Pluripotent Stem Cells

These stem cells have the ability to differentiate into several different types of cells. Specialization in pluripotent stem cells is minimal and therefore they can develop into almost any type of cell. Embryonic stem cells and fetal stem cells are two types of pluripotent cells.

Induced pluripotent stem cells (iPS cells) are genetically altered adult stem cells that are induced or prompted in a laboratory to take on the characteristics of embryonic stem cells. Although iPS cells behave like and express some of the same genes that are expressed normally in embryonic stem cells, they are not exact duplicates of embryonic stem cells.

Multipotent Stem Cells

These stem cells have the ability to differentiate into a limited number of specialized cell types.
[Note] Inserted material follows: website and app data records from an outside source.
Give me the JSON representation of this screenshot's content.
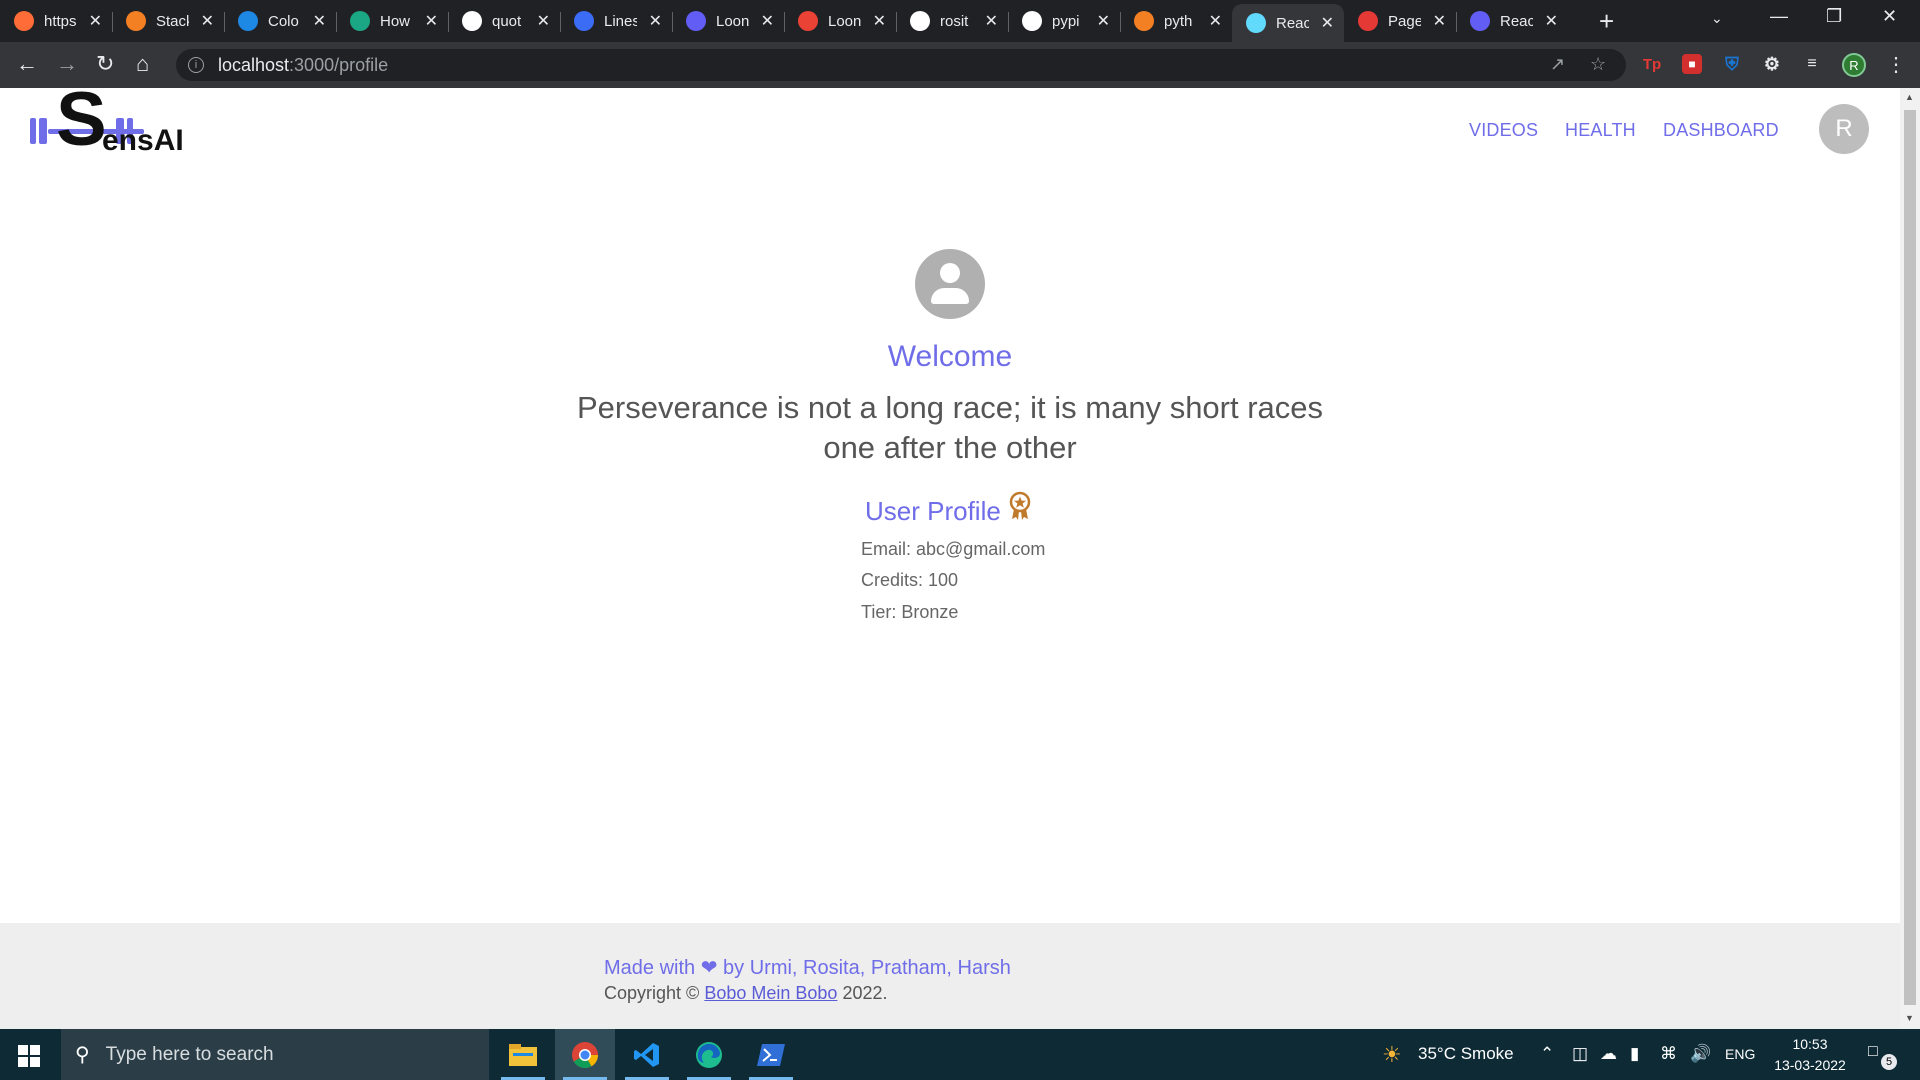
{
  "browser": {
    "tabs": [
      {
        "title": "https",
        "icon": "postman-icon",
        "color": "#ff6c37"
      },
      {
        "title": "Stack",
        "icon": "stackoverflow-icon",
        "color": "#f48024"
      },
      {
        "title": "Colo",
        "icon": "color-c-icon",
        "color": "#1e88e5"
      },
      {
        "title": "How",
        "icon": "hex-icon",
        "color": "#1ba784"
      },
      {
        "title": "quot",
        "icon": "google-icon",
        "color": "#ffffff"
      },
      {
        "title": "Lines",
        "icon": "doc-icon",
        "color": "#3b6cf6"
      },
      {
        "title": "Loon",
        "icon": "loom-icon",
        "color": "#625df5"
      },
      {
        "title": "Loon",
        "icon": "loom-folder-icon",
        "color": "#ea4335"
      },
      {
        "title": "rosit",
        "icon": "github-icon",
        "color": "#ffffff"
      },
      {
        "title": "pypi",
        "icon": "google-icon",
        "color": "#ffffff"
      },
      {
        "title": "pyth",
        "icon": "stackoverflow-icon",
        "color": "#f48024"
      },
      {
        "title": "Reac",
        "icon": "react-icon",
        "color": "#61dafb",
        "active": true
      },
      {
        "title": "Page",
        "icon": "pdf-icon",
        "color": "#e53935"
      },
      {
        "title": "Reac",
        "icon": "loom-icon",
        "color": "#625df5"
      }
    ],
    "url_host": "localhost",
    "url_path": ":3000/profile",
    "profile_initial": "R"
  },
  "site": {
    "logo_letter": "S",
    "logo_rest": "ensAI",
    "nav": {
      "videos": "VIDEOS",
      "health": "HEALTH",
      "dashboard": "DASHBOARD"
    },
    "avatar_initial": "R",
    "accent": "#6f6de8"
  },
  "profile": {
    "welcome": "Welcome",
    "quote": "Perseverance is not a long race; it is many short races one after the other",
    "title": "User Profile",
    "email": "Email: abc@gmail.com",
    "credits": "Credits: 100",
    "tier": "Tier: Bronze",
    "tier_color": "#c07a2c"
  },
  "footer": {
    "made_with": "Made with",
    "made_by": "by Urmi, Rosita, Pratham, Harsh",
    "copyright_prefix": "Copyright ©",
    "copyright_link": "Bobo Mein Bobo",
    "copyright_year": "2022."
  },
  "taskbar": {
    "search_placeholder": "Type here to search",
    "weather": "35°C  Smoke",
    "language": "ENG",
    "time": "10:53",
    "date": "13-03-2022",
    "notification_count": "5"
  }
}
Multipotent stem cells typically develop into any cell of a particular group or type. For example, bone marrow stem cells can produce any type of blood cell. However, bone marrow cells don't produce heart cells. Adult stem cells and umbilical cord stem cells are examples of multipotent cells.
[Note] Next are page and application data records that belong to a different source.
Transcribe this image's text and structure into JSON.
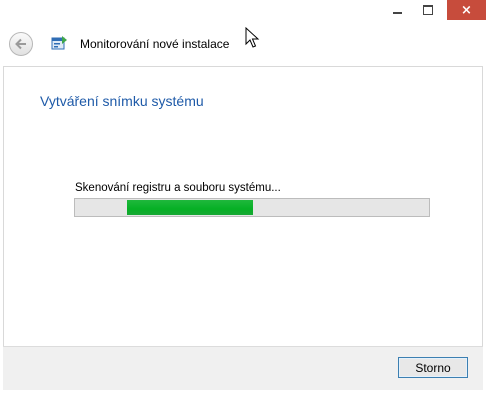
{
  "window": {
    "title": "Monitorování nové instalace",
    "controls": {
      "close_glyph": "×"
    }
  },
  "icons": {
    "back": "back-arrow-icon",
    "app": "installation-monitor-icon",
    "cursor": "mouse-cursor-icon"
  },
  "main": {
    "heading": "Vytváření snímku systému",
    "status": "Skenování registru a souboru systému...",
    "progress": {
      "start_fraction": 0.146,
      "end_fraction": 0.503,
      "color": "#06b025"
    }
  },
  "footer": {
    "cancel_label": "Storno"
  },
  "colors": {
    "heading": "#1e5aa8",
    "close_button": "#c74c3c"
  }
}
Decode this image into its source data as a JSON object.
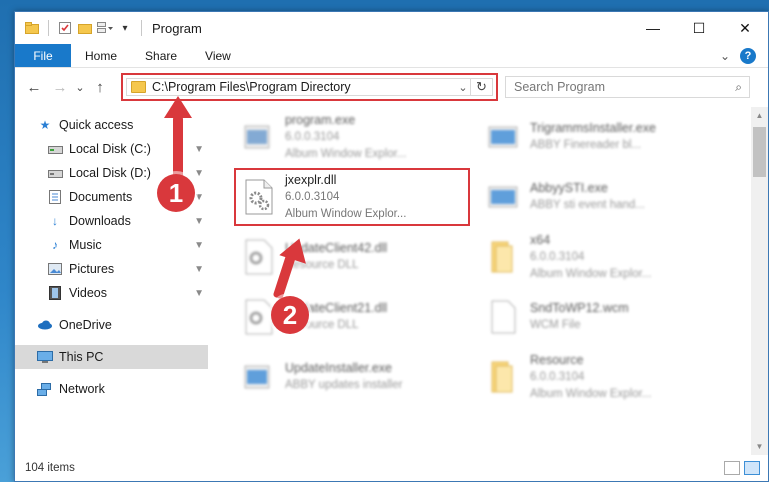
{
  "window": {
    "title": "Program"
  },
  "quick_access_toolbar": {
    "dropdown_icon": "chevron-down-icon"
  },
  "caption": {
    "minimize": "—",
    "maximize": "☐",
    "close": "✕"
  },
  "ribbon": {
    "tabs": [
      "File",
      "Home",
      "Share",
      "View"
    ],
    "expand_glyph": "⌄",
    "help_glyph": "?"
  },
  "nav": {
    "back": "←",
    "forward": "→",
    "recent": "⌄",
    "up": "↑"
  },
  "address": {
    "path": "C:\\Program Files\\Program Directory",
    "dropdown": "⌄",
    "refresh": "↻"
  },
  "search": {
    "placeholder": "Search Program",
    "icon": "⌕"
  },
  "sidebar": {
    "quick_access": "Quick access",
    "items": [
      {
        "label": "Local Disk (C:)",
        "icon": "drive-icon"
      },
      {
        "label": "Local Disk (D:)",
        "icon": "drive-icon"
      },
      {
        "label": "Documents",
        "icon": "documents-icon"
      },
      {
        "label": "Downloads",
        "icon": "downloads-icon"
      },
      {
        "label": "Music",
        "icon": "music-icon"
      },
      {
        "label": "Pictures",
        "icon": "pictures-icon"
      },
      {
        "label": "Videos",
        "icon": "videos-icon"
      }
    ],
    "onedrive": "OneDrive",
    "this_pc": "This PC",
    "network": "Network",
    "pin_glyph": "📌"
  },
  "files": [
    {
      "name": "program.exe",
      "sub": "6.0.0.3104",
      "sub2": "Album Window Explor...",
      "icon": "app-icon",
      "blurred": true
    },
    {
      "name": "jxexplr.dll",
      "sub": "6.0.0.3104",
      "sub2": "Album Window Explor...",
      "icon": "gear-file-icon",
      "blurred": false
    },
    {
      "name": "UpdateClient42.dll",
      "sub": "Resource DLL",
      "sub2": "",
      "icon": "gear-file-icon",
      "blurred": true
    },
    {
      "name": "UpdateClient21.dll",
      "sub": "Resource DLL",
      "sub2": "",
      "icon": "gear-file-icon",
      "blurred": true
    },
    {
      "name": "UpdateInstaller.exe",
      "sub": "ABBY updates installer",
      "sub2": "",
      "icon": "app-icon",
      "blurred": true
    },
    {
      "name": "TrigrammsInstaller.exe",
      "sub": "ABBY Finereader bl...",
      "sub2": "",
      "icon": "app-icon",
      "blurred": true
    },
    {
      "name": "AbbyySTI.exe",
      "sub": "ABBY sti event hand...",
      "sub2": "",
      "icon": "app-icon",
      "blurred": true
    },
    {
      "name": "x64",
      "sub": "6.0.0.3104",
      "sub2": "Album Window Explor...",
      "icon": "folder-icon",
      "blurred": true
    },
    {
      "name": "SndToWP12.wcm",
      "sub": "WCM File",
      "sub2": "",
      "icon": "file-icon",
      "blurred": true
    },
    {
      "name": "Resource",
      "sub": "6.0.0.3104",
      "sub2": "Album Window Explor...",
      "icon": "folder-icon",
      "blurred": true
    }
  ],
  "markers": [
    "1",
    "2"
  ],
  "status": {
    "count": "104 items"
  },
  "colors": {
    "accent": "#1979ca",
    "highlight": "#d9383c"
  }
}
Mesenchymal stem cells are multipotent cells of bone marrow that have the ability to differentiate into several types of specialized cells related to, but not including, blood cells. These stem cells give rise to cells that form specialized connective tissues, as well as cells that support the formation of blood.​
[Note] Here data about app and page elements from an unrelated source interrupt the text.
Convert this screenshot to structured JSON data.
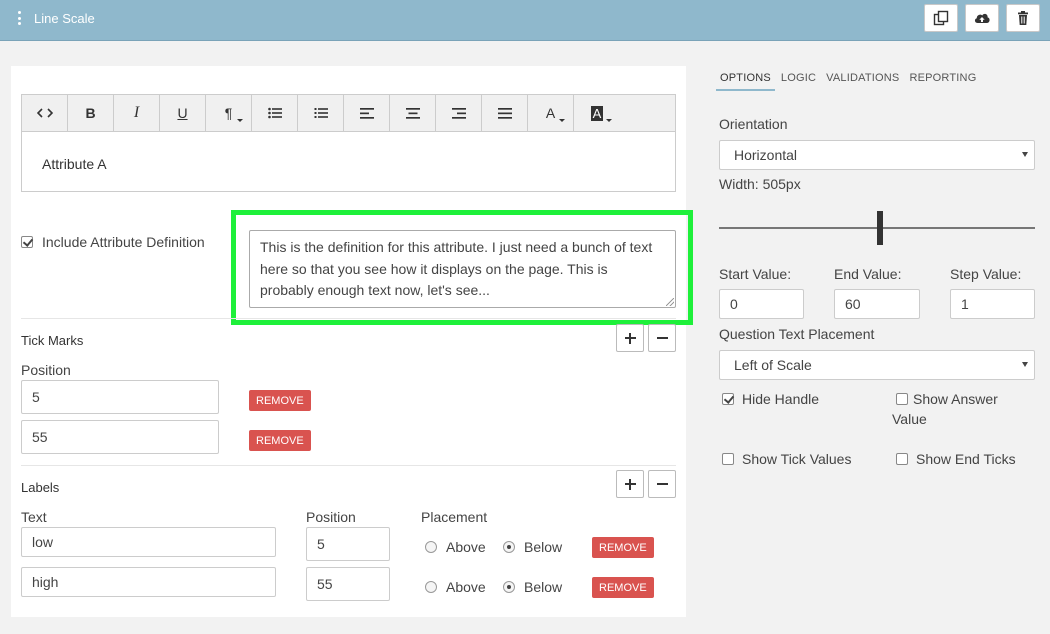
{
  "app": {
    "title": "Line Scale",
    "icons": {
      "menu": "vertical-dots-icon",
      "copy": "copy-icon",
      "upload": "cloud-upload-icon",
      "delete": "trash-icon"
    }
  },
  "editor": {
    "content": "Attribute A",
    "toolbar": [
      {
        "name": "code-view-icon",
        "glyph": "<>"
      },
      {
        "name": "bold-icon",
        "glyph": "B"
      },
      {
        "name": "italic-icon",
        "glyph": "I"
      },
      {
        "name": "underline-icon",
        "glyph": "U"
      },
      {
        "name": "paragraph-icon",
        "glyph": "¶"
      },
      {
        "name": "bullet-list-icon",
        "glyph": ""
      },
      {
        "name": "numbered-list-icon",
        "glyph": ""
      },
      {
        "name": "align-left-icon",
        "glyph": ""
      },
      {
        "name": "align-center-icon",
        "glyph": ""
      },
      {
        "name": "align-right-icon",
        "glyph": ""
      },
      {
        "name": "justify-icon",
        "glyph": ""
      },
      {
        "name": "font-color-icon",
        "glyph": "A"
      },
      {
        "name": "background-color-icon",
        "glyph": "A"
      }
    ]
  },
  "definition": {
    "include_label": "Include Attribute Definition",
    "include_checked": true,
    "text": "This is the definition for this attribute.  I just need a bunch of text here so that  you see how it displays on the page.  This is probably enough text now, let's see..."
  },
  "tick_marks": {
    "heading": "Tick Marks",
    "position_label": "Position",
    "remove_label": "REMOVE",
    "items": [
      {
        "position": "5"
      },
      {
        "position": "55"
      }
    ]
  },
  "labels": {
    "heading": "Labels",
    "text_label": "Text",
    "position_label": "Position",
    "placement_label": "Placement",
    "above_label": "Above",
    "below_label": "Below",
    "remove_label": "REMOVE",
    "items": [
      {
        "text": "low",
        "position": "5",
        "placement": "Below"
      },
      {
        "text": "high",
        "position": "55",
        "placement": "Below"
      }
    ]
  },
  "right": {
    "tabs": [
      "OPTIONS",
      "LOGIC",
      "VALIDATIONS",
      "REPORTING"
    ],
    "active_tab": "OPTIONS",
    "orientation_label": "Orientation",
    "orientation_value": "Horizontal",
    "width_label": "Width: 505px",
    "width_slider_fraction": 0.51,
    "start_label": "Start Value:",
    "start_value": "0",
    "end_label": "End Value:",
    "end_value": "60",
    "step_label": "Step Value:",
    "step_value": "1",
    "placement_label": "Question Text Placement",
    "placement_value": "Left of Scale",
    "options": {
      "hide_handle": {
        "label": "Hide Handle",
        "checked": true
      },
      "show_answer_value": {
        "label": "Show Answer Value",
        "checked": false
      },
      "show_tick_values": {
        "label": "Show Tick Values",
        "checked": false
      },
      "show_end_ticks": {
        "label": "Show End Ticks",
        "checked": false
      }
    }
  },
  "colors": {
    "topbar": "#8fb8cc",
    "highlight": "#1ef03a",
    "remove": "#d9534f"
  }
}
Oligopotent Stem Cells

These stem cells have the ability to differentiate into just a few types of cells. A lymphoid stem cell is an example of an oligopotent stem cell. This type of stem cell can not develop into any type of blood cell as bone marrow stem cells can. They only give rise to blood cells of the lymphatic system, such as T cells.

Unipotent Stem Cells

These stem cells have unlimited reproductive capabilities, but can only differentiate into a single type of cell or tissue. Unipotent stem cells are derived from multipotent stem cells and formed in adult tissue. Skin cells are one of the most prolific examples of unipotent stem cells. These cells must readily undergo cell division to replace damaged cells.

Sources:

 

  • Stem Cell Basics: Introduction. In Stem Cell Information [World Wide Web site]. Bethesda, MD: National Institutes of Health, U.S. Department of Health and Human Services, 2002. Available at (http://stemcells.nih.gov/info/basics/pages/basics1.aspx) ​
  • Image: Nissim Benvenisty / Russo E (2005) Follow the Money—The Politics of Embryonic Stem Cell Research. PLoS Biol 3(7): e234. doi:10.1371/journal.pbio.0030234